Frankie Carbo, the murderous hoodlum who, in connivance with the International Boxing Club, controlled boxing by threats of violence.
Blinky Palermo, fight manager and Carbo's No. 1 lackey, who fronted for the powerful mobster in states that were willing to tolerate him. There were quite a few such states.
Truman Gibson Jr. who, though a graduate of the University of Chicago and a lawyer, lacked the moral sense to see that there was anything wrong with employing hoodlums to keep fighters and fight managers in line so that television might be assured a steady supply of talent for IBC-promoted fights.
Also: two muscle men, Joe Sica and Louis Tom Dragna, who were retained to add substance to Carbo's telephoned threats of murder and mayhem.

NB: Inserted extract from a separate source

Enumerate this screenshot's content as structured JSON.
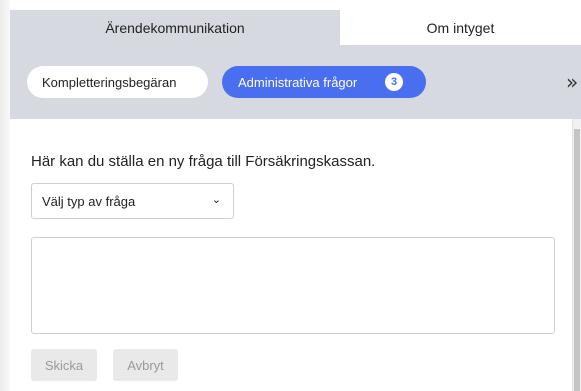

One fight manager, Don Nesseth, had the courage to defy Carbo and reject his control. One boxing figure, Jackie Leonard, had the courage to resist Carbo, though weakly, and eventually to testify against him. These two made it possible for a federal jury to convict the five and drum them out of the sport forever.
One old familiar face is missing. James D. Norris, who hired Gibson to hire hoodlums to do his dirty work, is scot free and permitted to carry on his wealthy sportsman pose while racing his horses in such states as Florida and Illinois, neither of which seems to see anything wrong in licensing a lifetime associate of mobsters. The weakness of state commissions in tolerating the likes of Norris and Carbo is an old story in boxing, which is why Senator Estes Kefauver has been able to present such a convincing case for the establishment of a federal boxing commission. The gentlemen who control racing might consider the implications.
MOLD THAT LINE
The newest idea in athletic assistance came last week from Ames, Iowa where farmers are now being asked to donate beef for the Iowa State University's training table. The plan is called More Beef in the Line, and any Iowa farmer who donates a steer to the university will be given priority on reserved seats at the football games as well as preferred parking benefits and, on Nov. 11, a banquet.